The Sox moved on anyways, setting up a showdown with the heavily favored Tigers. Ortiz struggled mightily in this series, as he picked up just two hits and finished with a batting average of .091. But Ortiz’s penchant for timely hitting prevailed, and it probably saved Boston’s season.

Things weren’t looking good for the Sox in Game 2, as they were trailing 5-1 in the bottom of the eighth inning, and were on the verge of falling behind in the series 2-0. Ortiz found his way to the plate with the bases loaded and two out, and smoked a grand slam just over the reach of Tigers right fielder Torii Hunter that ended up tying the game at five apiece. The Sox would win the game in the next inning, and ended up winning the series in six games.

Ortiz didn’t do much in the ALCS, but that changed quickly in the World Series. Ortiz finished the series hitting an absurd .688, which is even more shocking considering how badly he struggled the series before. He hit a home run in a Game 1 blowout, and accounted for Boston’s only two runs in their Game 2 loss. He was quiet in Game 3, and Boston quickly found themselves in a 2-1 hole.
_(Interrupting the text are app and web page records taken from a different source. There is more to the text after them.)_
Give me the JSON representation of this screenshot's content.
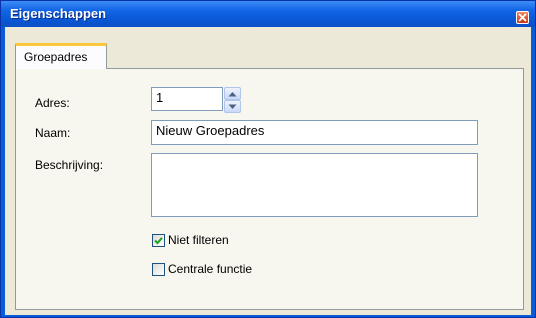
{
  "window": {
    "title": "Eigenschappen",
    "close_icon": "close-icon"
  },
  "tabs": [
    {
      "label": "Groepadres",
      "selected": true
    }
  ],
  "form": {
    "adres": {
      "label": "Adres:",
      "value": "1",
      "spin_icons": [
        "spin-up-icon",
        "spin-down-icon"
      ]
    },
    "naam": {
      "label": "Naam:",
      "value": "Nieuw Groepadres"
    },
    "beschrijving": {
      "label": "Beschrijving:",
      "value": ""
    },
    "niet_filteren": {
      "label": "Niet filteren",
      "checked": true
    },
    "centrale_functie": {
      "label": "Centrale functie",
      "checked": false
    }
  },
  "colors": {
    "titlebar": "#0a58d6",
    "client": "#ece9d8",
    "tab_highlight": "#ffc83c",
    "checkmark": "#21a121"
  }
}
But Ortiz upped the ante again, saving Boston’s in the process. He went 3-3 in Game 4, and came around to score twice in a game the Sox won by just two runs. He went 3-4 in Game 5, and kicked off the scoring with a huge RBI double. And while he went hitless in his one at bat in Game 6, he drew four walks and came around to score twice. By then, the Cardinals were basically done pitching to Ortiz.

A .688 batting average for any postseason series seems absurd, but for the man known as “Big Papi” in Boston, it was just baseball. Ortiz provided one of the biggest hits in Red Sox history, and then followed it up with a series in which he committed just five outs in 25 plate appearences. Not too shabby, but it’s safe to say that this wasn’t even Ortiz’s best postseason performance. That would be…